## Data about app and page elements
_ _ _ _ _ _ _

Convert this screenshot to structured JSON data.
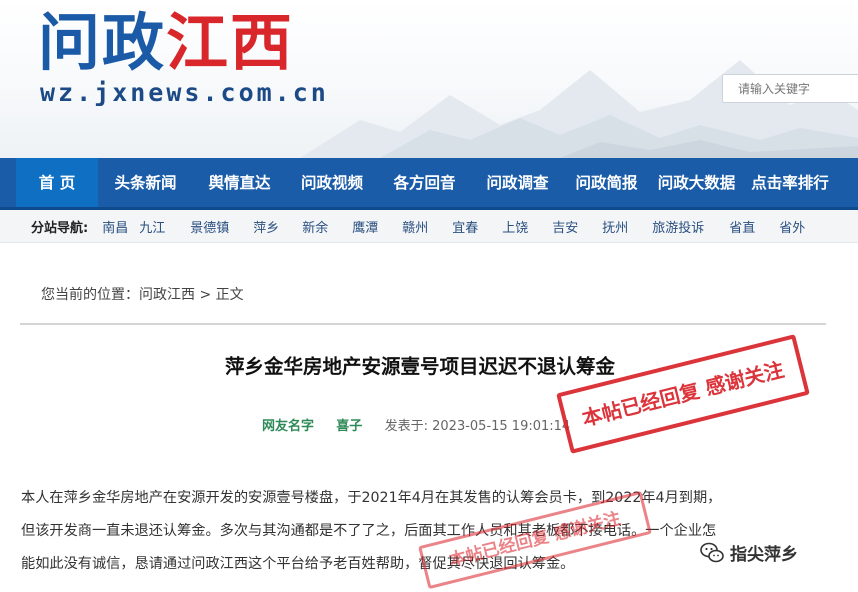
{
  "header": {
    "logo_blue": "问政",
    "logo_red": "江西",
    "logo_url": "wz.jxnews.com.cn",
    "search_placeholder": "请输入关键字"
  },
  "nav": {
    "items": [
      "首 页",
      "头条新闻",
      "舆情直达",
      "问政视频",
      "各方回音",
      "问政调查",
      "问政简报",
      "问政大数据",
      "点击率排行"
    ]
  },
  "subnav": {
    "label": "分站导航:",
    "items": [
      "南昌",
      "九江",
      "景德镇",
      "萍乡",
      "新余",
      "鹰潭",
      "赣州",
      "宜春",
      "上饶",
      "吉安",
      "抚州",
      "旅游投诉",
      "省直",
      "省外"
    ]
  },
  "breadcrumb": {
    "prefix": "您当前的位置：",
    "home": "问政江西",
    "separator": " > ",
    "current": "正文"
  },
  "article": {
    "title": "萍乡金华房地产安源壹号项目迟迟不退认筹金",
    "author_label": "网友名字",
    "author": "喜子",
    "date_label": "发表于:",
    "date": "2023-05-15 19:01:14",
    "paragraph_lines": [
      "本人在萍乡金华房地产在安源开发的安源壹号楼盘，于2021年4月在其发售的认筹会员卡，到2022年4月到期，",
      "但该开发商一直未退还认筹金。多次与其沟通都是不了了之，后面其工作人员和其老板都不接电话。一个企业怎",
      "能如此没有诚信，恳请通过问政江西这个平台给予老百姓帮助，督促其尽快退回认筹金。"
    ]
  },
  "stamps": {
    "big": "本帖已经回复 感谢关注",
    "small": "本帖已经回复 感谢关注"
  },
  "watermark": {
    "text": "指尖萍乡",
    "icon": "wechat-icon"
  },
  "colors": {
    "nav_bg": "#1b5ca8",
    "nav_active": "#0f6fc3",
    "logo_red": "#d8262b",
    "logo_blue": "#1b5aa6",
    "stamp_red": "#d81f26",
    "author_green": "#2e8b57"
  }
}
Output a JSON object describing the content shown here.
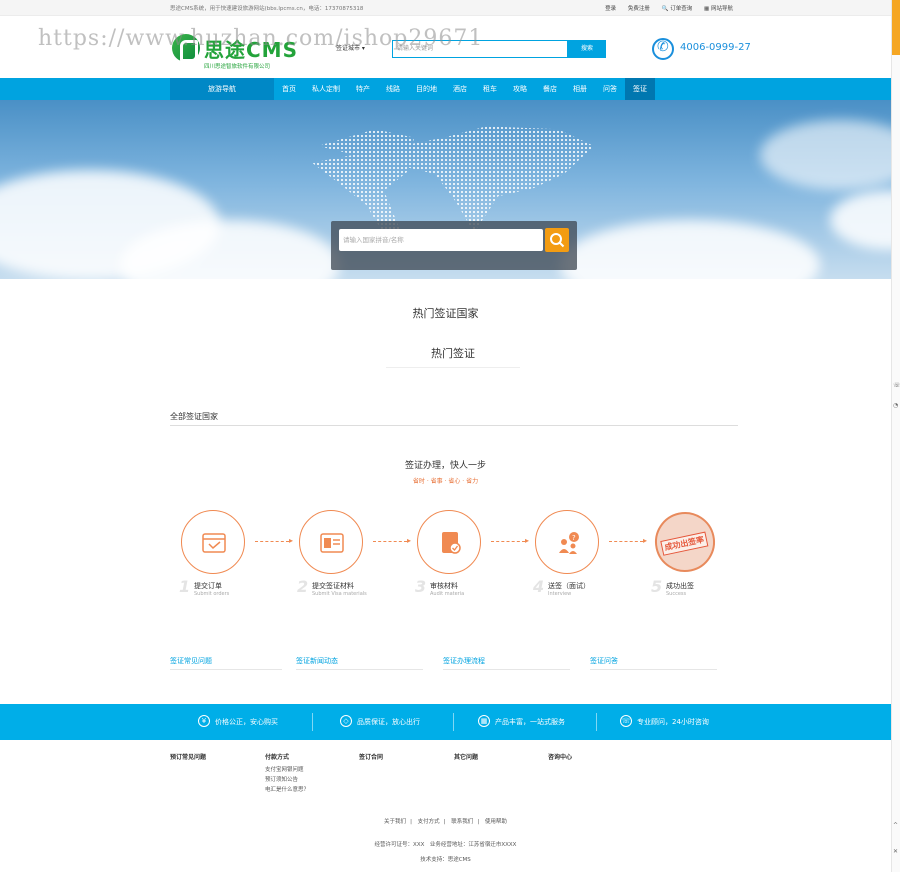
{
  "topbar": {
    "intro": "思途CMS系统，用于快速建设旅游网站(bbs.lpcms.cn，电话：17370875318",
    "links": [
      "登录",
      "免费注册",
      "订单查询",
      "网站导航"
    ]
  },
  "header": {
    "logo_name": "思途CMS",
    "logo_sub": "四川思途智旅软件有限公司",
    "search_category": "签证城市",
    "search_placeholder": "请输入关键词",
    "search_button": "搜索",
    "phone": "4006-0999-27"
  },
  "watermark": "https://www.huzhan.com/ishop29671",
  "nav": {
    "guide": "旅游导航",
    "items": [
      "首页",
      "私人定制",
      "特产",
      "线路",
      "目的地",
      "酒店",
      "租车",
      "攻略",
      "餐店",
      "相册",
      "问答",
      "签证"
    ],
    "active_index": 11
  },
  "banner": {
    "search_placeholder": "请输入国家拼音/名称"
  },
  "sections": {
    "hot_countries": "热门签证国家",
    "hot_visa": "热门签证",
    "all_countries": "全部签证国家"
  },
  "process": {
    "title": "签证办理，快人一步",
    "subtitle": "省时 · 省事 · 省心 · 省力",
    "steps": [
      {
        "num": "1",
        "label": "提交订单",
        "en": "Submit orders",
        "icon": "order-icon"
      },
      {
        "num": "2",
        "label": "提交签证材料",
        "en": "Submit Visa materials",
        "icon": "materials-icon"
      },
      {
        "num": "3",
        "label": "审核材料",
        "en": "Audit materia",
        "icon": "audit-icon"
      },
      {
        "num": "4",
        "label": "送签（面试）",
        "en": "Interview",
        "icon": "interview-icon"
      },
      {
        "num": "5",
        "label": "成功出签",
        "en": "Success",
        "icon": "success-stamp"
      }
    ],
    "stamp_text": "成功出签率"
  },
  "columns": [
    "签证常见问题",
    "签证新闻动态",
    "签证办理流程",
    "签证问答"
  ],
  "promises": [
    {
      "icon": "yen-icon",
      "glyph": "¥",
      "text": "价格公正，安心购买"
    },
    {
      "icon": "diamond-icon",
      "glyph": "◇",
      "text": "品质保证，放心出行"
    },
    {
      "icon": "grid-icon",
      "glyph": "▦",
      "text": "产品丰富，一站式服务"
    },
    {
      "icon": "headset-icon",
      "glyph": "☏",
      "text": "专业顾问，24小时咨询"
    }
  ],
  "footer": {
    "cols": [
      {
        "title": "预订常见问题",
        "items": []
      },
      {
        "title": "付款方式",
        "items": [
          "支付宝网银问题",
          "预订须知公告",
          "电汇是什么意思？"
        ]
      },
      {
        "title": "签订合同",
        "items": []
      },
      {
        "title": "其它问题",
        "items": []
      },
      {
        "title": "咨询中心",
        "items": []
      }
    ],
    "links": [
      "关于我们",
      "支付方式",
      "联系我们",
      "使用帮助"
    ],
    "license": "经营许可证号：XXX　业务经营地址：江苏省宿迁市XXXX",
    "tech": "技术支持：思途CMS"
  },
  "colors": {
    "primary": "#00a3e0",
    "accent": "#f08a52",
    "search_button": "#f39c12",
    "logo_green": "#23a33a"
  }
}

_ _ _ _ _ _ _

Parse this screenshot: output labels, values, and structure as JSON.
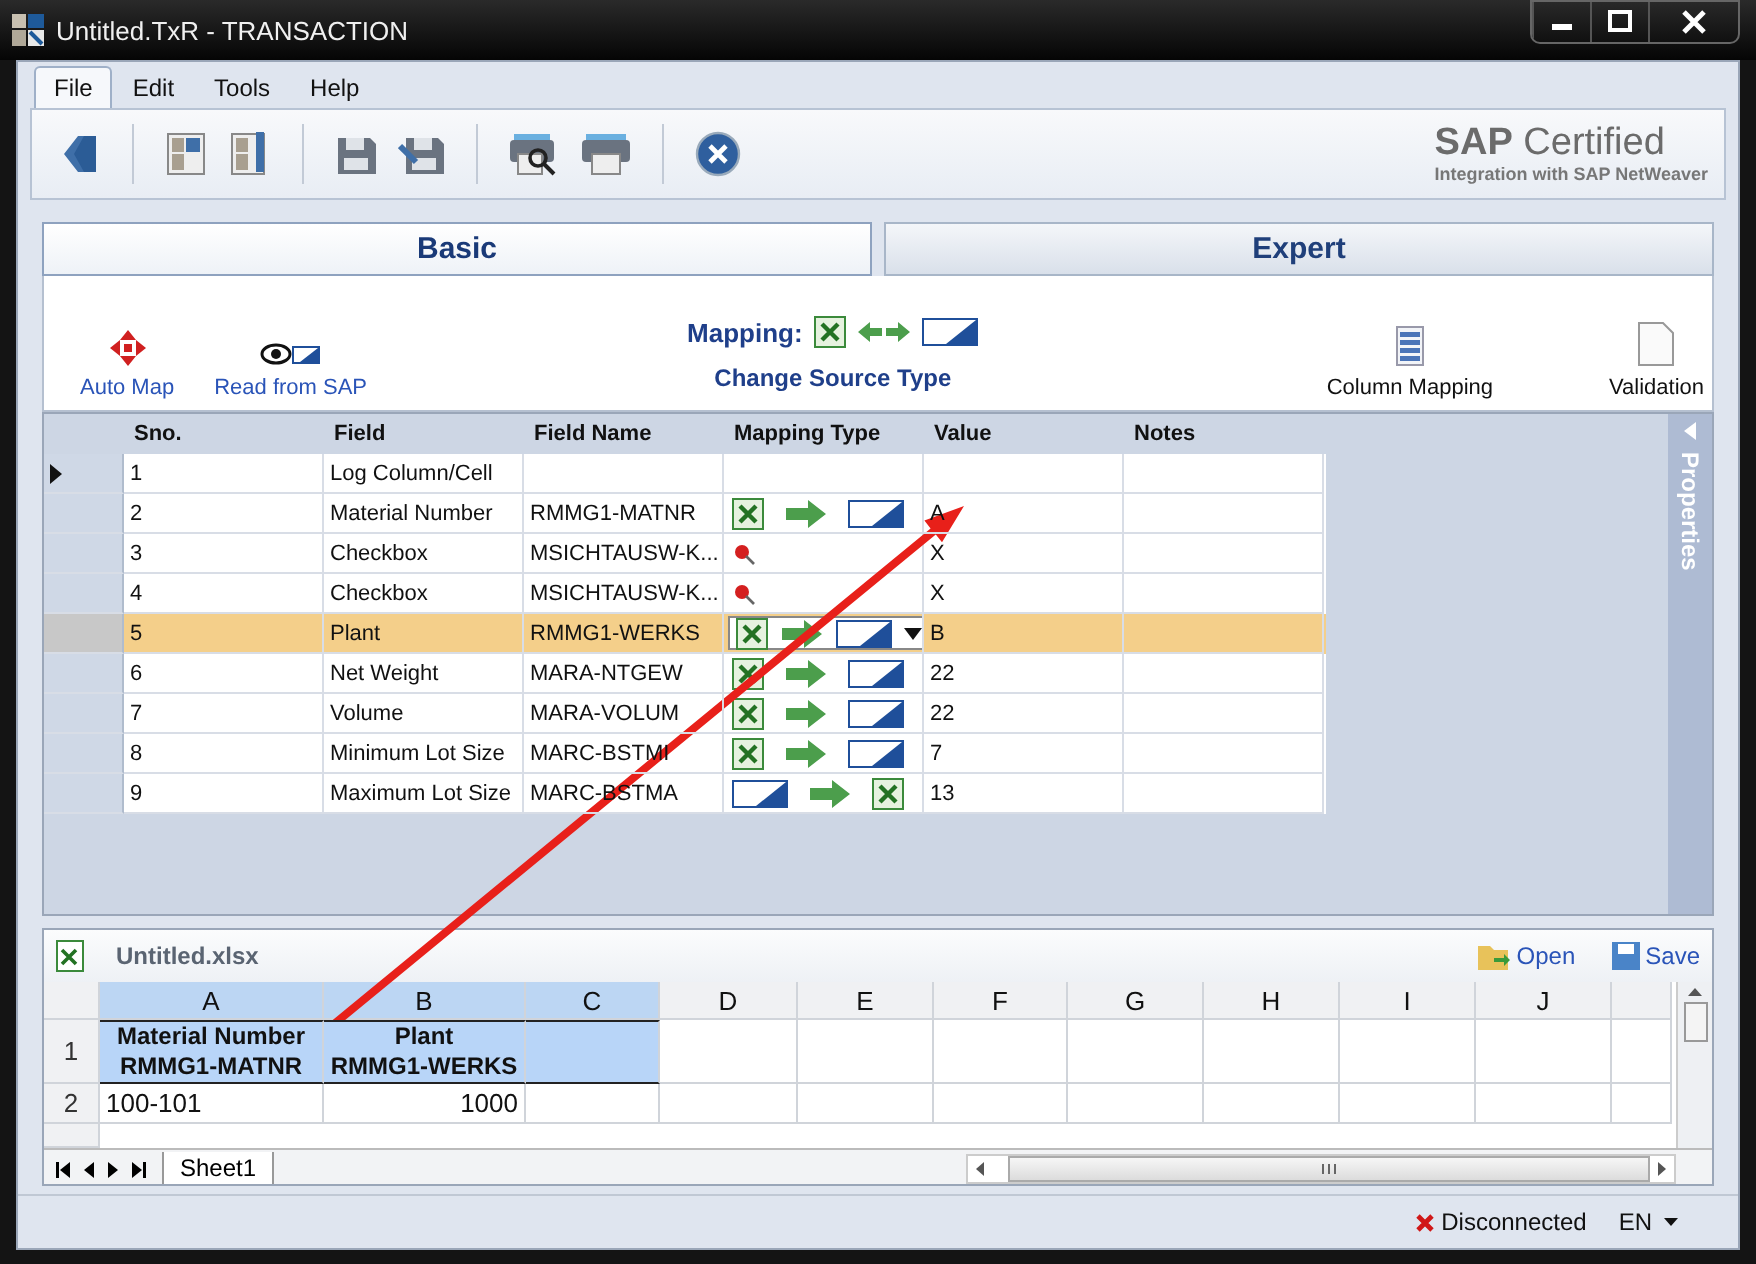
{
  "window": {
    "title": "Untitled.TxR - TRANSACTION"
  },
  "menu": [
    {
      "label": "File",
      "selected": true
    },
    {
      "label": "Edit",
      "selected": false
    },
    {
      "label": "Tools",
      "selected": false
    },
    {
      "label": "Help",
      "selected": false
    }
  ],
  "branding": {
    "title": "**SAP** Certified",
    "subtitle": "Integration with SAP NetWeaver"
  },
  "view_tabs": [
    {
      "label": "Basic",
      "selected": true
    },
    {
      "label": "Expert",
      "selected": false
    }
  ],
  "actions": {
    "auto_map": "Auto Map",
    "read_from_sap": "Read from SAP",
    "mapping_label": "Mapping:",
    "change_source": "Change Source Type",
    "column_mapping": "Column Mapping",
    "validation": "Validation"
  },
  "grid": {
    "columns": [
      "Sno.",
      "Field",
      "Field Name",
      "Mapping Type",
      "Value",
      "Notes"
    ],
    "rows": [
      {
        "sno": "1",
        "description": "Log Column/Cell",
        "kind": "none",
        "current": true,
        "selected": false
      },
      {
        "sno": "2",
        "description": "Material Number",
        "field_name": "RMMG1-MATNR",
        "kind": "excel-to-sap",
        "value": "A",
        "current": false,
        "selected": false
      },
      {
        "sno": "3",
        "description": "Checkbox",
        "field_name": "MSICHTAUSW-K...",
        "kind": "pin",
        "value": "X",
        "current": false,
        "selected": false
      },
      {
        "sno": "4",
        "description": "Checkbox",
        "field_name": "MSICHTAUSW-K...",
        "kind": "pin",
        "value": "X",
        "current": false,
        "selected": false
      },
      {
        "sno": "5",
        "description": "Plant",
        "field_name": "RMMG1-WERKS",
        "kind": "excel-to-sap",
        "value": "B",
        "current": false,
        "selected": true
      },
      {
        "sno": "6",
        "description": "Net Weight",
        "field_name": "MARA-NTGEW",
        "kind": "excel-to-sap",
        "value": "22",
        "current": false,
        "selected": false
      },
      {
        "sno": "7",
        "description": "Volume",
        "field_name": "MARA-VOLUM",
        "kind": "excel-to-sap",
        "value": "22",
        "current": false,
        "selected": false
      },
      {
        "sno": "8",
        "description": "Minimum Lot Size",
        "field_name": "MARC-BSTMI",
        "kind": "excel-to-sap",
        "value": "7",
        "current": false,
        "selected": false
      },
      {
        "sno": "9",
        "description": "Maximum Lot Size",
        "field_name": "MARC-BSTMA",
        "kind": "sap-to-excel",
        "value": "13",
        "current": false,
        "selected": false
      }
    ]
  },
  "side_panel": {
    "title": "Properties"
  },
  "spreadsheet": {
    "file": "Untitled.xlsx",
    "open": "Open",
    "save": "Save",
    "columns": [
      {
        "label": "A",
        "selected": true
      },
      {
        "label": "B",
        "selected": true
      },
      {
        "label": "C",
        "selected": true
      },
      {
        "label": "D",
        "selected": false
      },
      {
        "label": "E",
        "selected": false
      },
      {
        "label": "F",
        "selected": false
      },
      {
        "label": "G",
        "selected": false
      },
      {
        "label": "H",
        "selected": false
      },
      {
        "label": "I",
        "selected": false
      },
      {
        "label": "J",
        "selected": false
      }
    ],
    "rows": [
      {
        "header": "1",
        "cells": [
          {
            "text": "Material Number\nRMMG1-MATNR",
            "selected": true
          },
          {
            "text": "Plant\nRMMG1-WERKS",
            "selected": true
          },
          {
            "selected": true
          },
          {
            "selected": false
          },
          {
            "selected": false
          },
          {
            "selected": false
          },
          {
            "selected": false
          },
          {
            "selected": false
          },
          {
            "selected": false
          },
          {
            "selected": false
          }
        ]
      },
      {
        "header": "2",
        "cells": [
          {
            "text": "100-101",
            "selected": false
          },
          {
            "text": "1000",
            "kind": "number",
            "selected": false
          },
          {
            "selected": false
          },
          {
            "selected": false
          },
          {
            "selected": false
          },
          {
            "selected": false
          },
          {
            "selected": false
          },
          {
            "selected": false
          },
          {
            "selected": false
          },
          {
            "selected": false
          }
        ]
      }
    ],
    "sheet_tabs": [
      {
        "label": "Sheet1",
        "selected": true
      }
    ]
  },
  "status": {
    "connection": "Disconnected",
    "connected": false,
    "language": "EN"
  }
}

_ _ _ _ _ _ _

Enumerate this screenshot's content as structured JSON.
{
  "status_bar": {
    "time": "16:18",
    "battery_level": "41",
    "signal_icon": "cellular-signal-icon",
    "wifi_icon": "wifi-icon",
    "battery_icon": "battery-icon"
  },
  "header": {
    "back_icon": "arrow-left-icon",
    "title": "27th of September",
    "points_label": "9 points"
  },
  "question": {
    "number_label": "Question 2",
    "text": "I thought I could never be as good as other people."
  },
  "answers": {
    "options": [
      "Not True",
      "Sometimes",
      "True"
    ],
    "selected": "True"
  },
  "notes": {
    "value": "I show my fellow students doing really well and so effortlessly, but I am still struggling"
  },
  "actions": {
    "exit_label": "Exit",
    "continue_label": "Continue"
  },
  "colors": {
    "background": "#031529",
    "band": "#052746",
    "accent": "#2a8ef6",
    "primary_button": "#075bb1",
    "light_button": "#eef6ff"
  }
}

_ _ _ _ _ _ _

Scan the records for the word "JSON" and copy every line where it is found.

## Exercise answer
Convert this screenshot to structured JSON data.
Output a JSON object describing the content shown here.
Parse this screenshot: output labels, values, and structure as JSON.
Enumerate this screenshot's content as structured JSON.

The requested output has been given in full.